What you return must match the entries word for word, minus the pictures.

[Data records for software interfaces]
++++++++++++++++++++

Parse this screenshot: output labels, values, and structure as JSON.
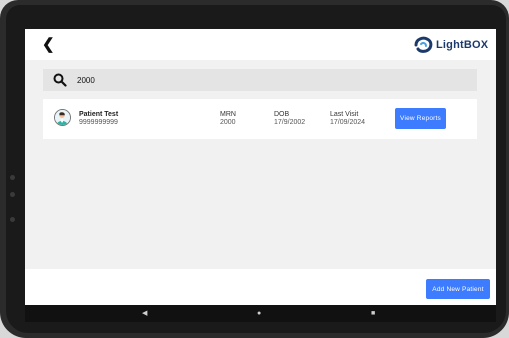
{
  "header": {
    "back_icon": "chevron-left-icon",
    "logo_text": "LightBOX"
  },
  "search": {
    "icon": "search-icon",
    "value": "2000"
  },
  "patients": [
    {
      "name": "Patient Test",
      "phone": "9999999999",
      "mrn_label": "MRN",
      "mrn": "2000",
      "dob_label": "DOB",
      "dob": "17/9/2002",
      "last_visit_label": "Last Visit",
      "last_visit": "17/09/2024",
      "action_label": "View Reports"
    }
  ],
  "footer": {
    "add_button_label": "Add New Patient"
  },
  "system_nav": {
    "back": "◀",
    "home": "●",
    "recents": "■"
  },
  "colors": {
    "accent": "#3d7bff",
    "background": "#f1f1f1",
    "card": "#ffffff"
  }
}
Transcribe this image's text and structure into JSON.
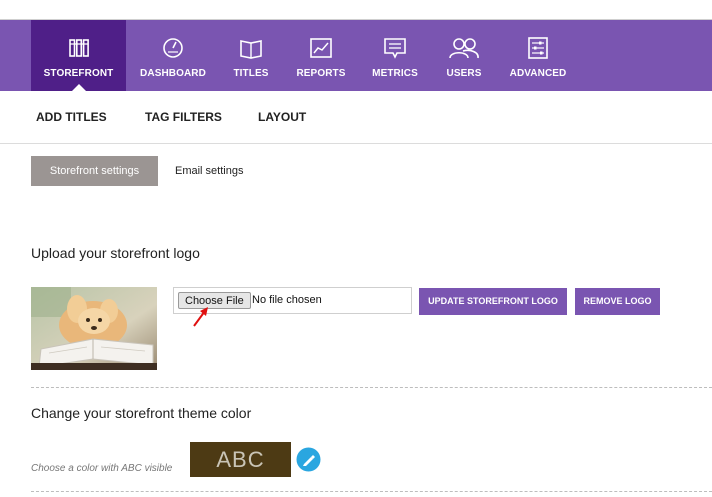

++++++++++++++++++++

-- YOUR RESPONSE --
Parse this screenshot: output labels, values, and structure as JSON.
{
  "header": {
    "back_icon": "chevron-left-icon",
    "logo_text": "LightBOX"
  },
  "search": {
    "icon": "search-icon",
    "value": "2000"
  },
  "patients": [
    {
      "name": "Patient Test",
      "phone": "9999999999",
      "mrn_label": "MRN",
      "mrn": "2000",
      "dob_label": "DOB",
      "dob": "17/9/2002",
      "last_visit_label": "Last Visit",
      "last_visit": "17/09/2024",
      "action_label": "View Reports"
    }
  ],
  "footer": {
    "add_button_label": "Add New Patient"
  },
  "system_nav": {
    "back": "◀",
    "home": "●",
    "recents": "■"
  },
  "colors": {
    "accent": "#3d7bff",
    "background": "#f1f1f1",
    "card": "#ffffff"
  }
}
Transcribe this image's text and structure into JSON.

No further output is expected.